#### DIRECTIONS
Present an exact copy of each line below.

** EXERCISE MATERIALS follows **

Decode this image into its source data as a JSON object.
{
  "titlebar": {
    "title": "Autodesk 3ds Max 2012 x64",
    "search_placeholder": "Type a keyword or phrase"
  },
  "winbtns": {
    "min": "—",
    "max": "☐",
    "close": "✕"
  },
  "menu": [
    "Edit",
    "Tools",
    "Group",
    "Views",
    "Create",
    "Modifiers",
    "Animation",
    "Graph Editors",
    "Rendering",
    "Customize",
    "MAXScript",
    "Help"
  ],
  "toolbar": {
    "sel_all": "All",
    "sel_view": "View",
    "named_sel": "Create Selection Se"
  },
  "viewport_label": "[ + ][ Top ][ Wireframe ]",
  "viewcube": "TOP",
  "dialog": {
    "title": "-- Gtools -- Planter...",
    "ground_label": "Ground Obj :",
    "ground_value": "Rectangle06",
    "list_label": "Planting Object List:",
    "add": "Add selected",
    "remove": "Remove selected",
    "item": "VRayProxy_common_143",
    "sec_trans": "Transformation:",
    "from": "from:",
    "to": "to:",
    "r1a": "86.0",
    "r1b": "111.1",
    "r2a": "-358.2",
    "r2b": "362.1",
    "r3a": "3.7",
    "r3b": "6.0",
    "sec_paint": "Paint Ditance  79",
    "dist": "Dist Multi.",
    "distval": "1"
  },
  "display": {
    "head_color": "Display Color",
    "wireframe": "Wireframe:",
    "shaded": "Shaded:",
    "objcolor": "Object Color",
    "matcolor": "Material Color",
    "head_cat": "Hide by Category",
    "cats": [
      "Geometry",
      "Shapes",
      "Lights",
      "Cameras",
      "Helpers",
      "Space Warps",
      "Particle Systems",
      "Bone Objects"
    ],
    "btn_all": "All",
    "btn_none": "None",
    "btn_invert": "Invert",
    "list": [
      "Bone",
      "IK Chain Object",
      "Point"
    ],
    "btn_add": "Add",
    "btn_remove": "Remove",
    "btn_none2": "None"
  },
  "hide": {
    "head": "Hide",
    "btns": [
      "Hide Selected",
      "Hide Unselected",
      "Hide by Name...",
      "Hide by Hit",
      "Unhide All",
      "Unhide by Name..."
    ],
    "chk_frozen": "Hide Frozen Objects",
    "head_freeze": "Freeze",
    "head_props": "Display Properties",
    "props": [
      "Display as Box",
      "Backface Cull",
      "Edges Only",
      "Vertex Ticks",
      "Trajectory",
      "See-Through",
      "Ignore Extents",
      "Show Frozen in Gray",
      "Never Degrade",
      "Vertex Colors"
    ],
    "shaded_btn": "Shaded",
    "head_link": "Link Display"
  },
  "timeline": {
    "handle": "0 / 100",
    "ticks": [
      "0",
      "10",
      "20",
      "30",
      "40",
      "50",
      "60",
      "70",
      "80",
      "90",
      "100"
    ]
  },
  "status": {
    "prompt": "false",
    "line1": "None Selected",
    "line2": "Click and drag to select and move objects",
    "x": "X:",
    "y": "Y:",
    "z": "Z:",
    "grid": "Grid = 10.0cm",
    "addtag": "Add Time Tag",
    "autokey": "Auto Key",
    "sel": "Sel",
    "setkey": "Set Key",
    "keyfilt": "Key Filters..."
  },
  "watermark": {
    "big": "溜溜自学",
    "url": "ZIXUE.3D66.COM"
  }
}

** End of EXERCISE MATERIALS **

#### EXERCISE OUTPUT
Decode this image into its source data as a JSON object.
{
  "titlebar": {
    "title": "Autodesk 3ds Max 2012 x64",
    "search_placeholder": "Type a keyword or phrase"
  },
  "winbtns": {
    "min": "—",
    "max": "☐",
    "close": "✕"
  },
  "menu": [
    "Edit",
    "Tools",
    "Group",
    "Views",
    "Create",
    "Modifiers",
    "Animation",
    "Graph Editors",
    "Rendering",
    "Customize",
    "MAXScript",
    "Help"
  ],
  "toolbar": {
    "sel_all": "All",
    "sel_view": "View",
    "named_sel": "Create Selection Se"
  },
  "viewport_label": "[ + ][ Top ][ Wireframe ]",
  "viewcube": "TOP",
  "dialog": {
    "title": "-- Gtools -- Planter...",
    "ground_label": "Ground Obj :",
    "ground_value": "Rectangle06",
    "list_label": "Planting Object List:",
    "add": "Add selected",
    "remove": "Remove selected",
    "item": "VRayProxy_common_143",
    "sec_trans": "Transformation:",
    "from": "from:",
    "to": "to:",
    "r1a": "86.0",
    "r1b": "111.1",
    "r2a": "-358.2",
    "r2b": "362.1",
    "r3a": "3.7",
    "r3b": "6.0",
    "sec_paint": "Paint Ditance  79",
    "dist": "Dist Multi.",
    "distval": "1"
  },
  "display": {
    "head_color": "Display Color",
    "wireframe": "Wireframe:",
    "shaded": "Shaded:",
    "objcolor": "Object Color",
    "matcolor": "Material Color",
    "head_cat": "Hide by Category",
    "cats": [
      "Geometry",
      "Shapes",
      "Lights",
      "Cameras",
      "Helpers",
      "Space Warps",
      "Particle Systems",
      "Bone Objects"
    ],
    "btn_all": "All",
    "btn_none": "None",
    "btn_invert": "Invert",
    "list": [
      "Bone",
      "IK Chain Object",
      "Point"
    ],
    "btn_add": "Add",
    "btn_remove": "Remove",
    "btn_none2": "None"
  },
  "hide": {
    "head": "Hide",
    "btns": [
      "Hide Selected",
      "Hide Unselected",
      "Hide by Name...",
      "Hide by Hit",
      "Unhide All",
      "Unhide by Name..."
    ],
    "chk_frozen": "Hide Frozen Objects",
    "head_freeze": "Freeze",
    "head_props": "Display Properties",
    "props": [
      "Display as Box",
      "Backface Cull",
      "Edges Only",
      "Vertex Ticks",
      "Trajectory",
      "See-Through",
      "Ignore Extents",
      "Show Frozen in Gray",
      "Never Degrade",
      "Vertex Colors"
    ],
    "shaded_btn": "Shaded",
    "head_link": "Link Display"
  },
  "timeline": {
    "handle": "0 / 100",
    "ticks": [
      "0",
      "10",
      "20",
      "30",
      "40",
      "50",
      "60",
      "70",
      "80",
      "90",
      "100"
    ]
  },
  "status": {
    "prompt": "false",
    "line1": "None Selected",
    "line2": "Click and drag to select and move objects",
    "x": "X:",
    "y": "Y:",
    "z": "Z:",
    "grid": "Grid = 10.0cm",
    "addtag": "Add Time Tag",
    "autokey": "Auto Key",
    "sel": "Sel",
    "setkey": "Set Key",
    "keyfilt": "Key Filters..."
  },
  "watermark": {
    "big": "溜溜自学",
    "url": "ZIXUE.3D66.COM"
  }
}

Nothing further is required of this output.